> **Problem requirements**: Every record below is to be copied exactly, with its images omitted.

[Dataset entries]
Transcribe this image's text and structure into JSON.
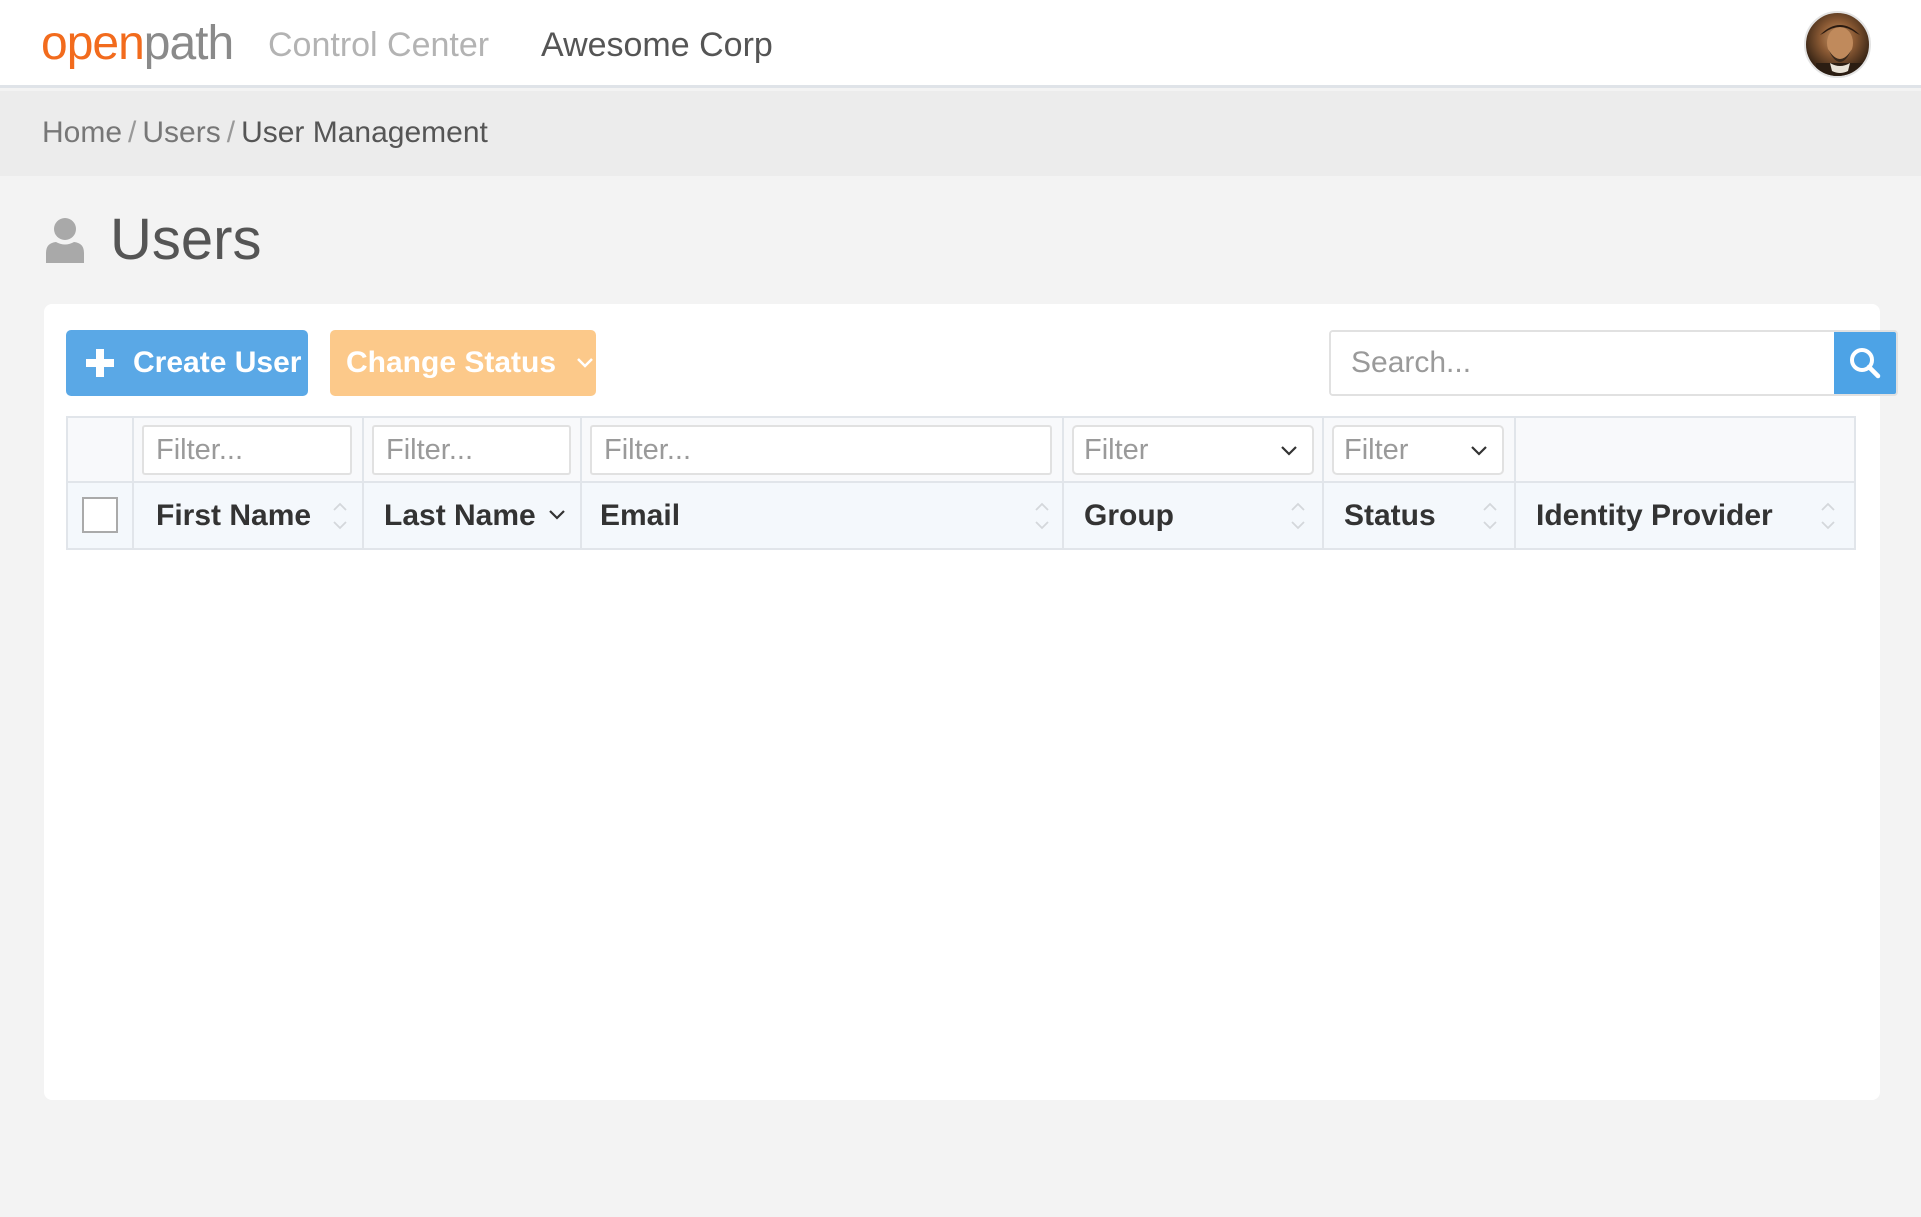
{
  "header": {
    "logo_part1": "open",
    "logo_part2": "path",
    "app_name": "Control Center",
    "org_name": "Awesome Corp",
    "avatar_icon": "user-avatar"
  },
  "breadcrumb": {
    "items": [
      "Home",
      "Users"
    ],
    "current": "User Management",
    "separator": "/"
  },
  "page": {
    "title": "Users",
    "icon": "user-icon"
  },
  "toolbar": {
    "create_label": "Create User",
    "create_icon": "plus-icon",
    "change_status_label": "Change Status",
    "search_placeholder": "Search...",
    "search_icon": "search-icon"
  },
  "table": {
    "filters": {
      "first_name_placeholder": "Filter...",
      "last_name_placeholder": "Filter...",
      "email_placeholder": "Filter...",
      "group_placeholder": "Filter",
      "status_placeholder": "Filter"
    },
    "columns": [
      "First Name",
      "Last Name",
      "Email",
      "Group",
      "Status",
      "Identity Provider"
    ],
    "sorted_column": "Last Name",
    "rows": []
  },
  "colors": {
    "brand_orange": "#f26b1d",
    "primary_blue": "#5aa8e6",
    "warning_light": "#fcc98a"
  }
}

> **Exercise response**:
Transcribe this image's text and structure into JSON.
{
  "header": {
    "logo_part1": "open",
    "logo_part2": "path",
    "app_name": "Control Center",
    "org_name": "Awesome Corp",
    "avatar_icon": "user-avatar"
  },
  "breadcrumb": {
    "items": [
      "Home",
      "Users"
    ],
    "current": "User Management",
    "separator": "/"
  },
  "page": {
    "title": "Users",
    "icon": "user-icon"
  },
  "toolbar": {
    "create_label": "Create User",
    "create_icon": "plus-icon",
    "change_status_label": "Change Status",
    "search_placeholder": "Search...",
    "search_icon": "search-icon"
  },
  "table": {
    "filters": {
      "first_name_placeholder": "Filter...",
      "last_name_placeholder": "Filter...",
      "email_placeholder": "Filter...",
      "group_placeholder": "Filter",
      "status_placeholder": "Filter"
    },
    "columns": [
      "First Name",
      "Last Name",
      "Email",
      "Group",
      "Status",
      "Identity Provider"
    ],
    "sorted_column": "Last Name",
    "rows": []
  },
  "colors": {
    "brand_orange": "#f26b1d",
    "primary_blue": "#5aa8e6",
    "warning_light": "#fcc98a"
  }
}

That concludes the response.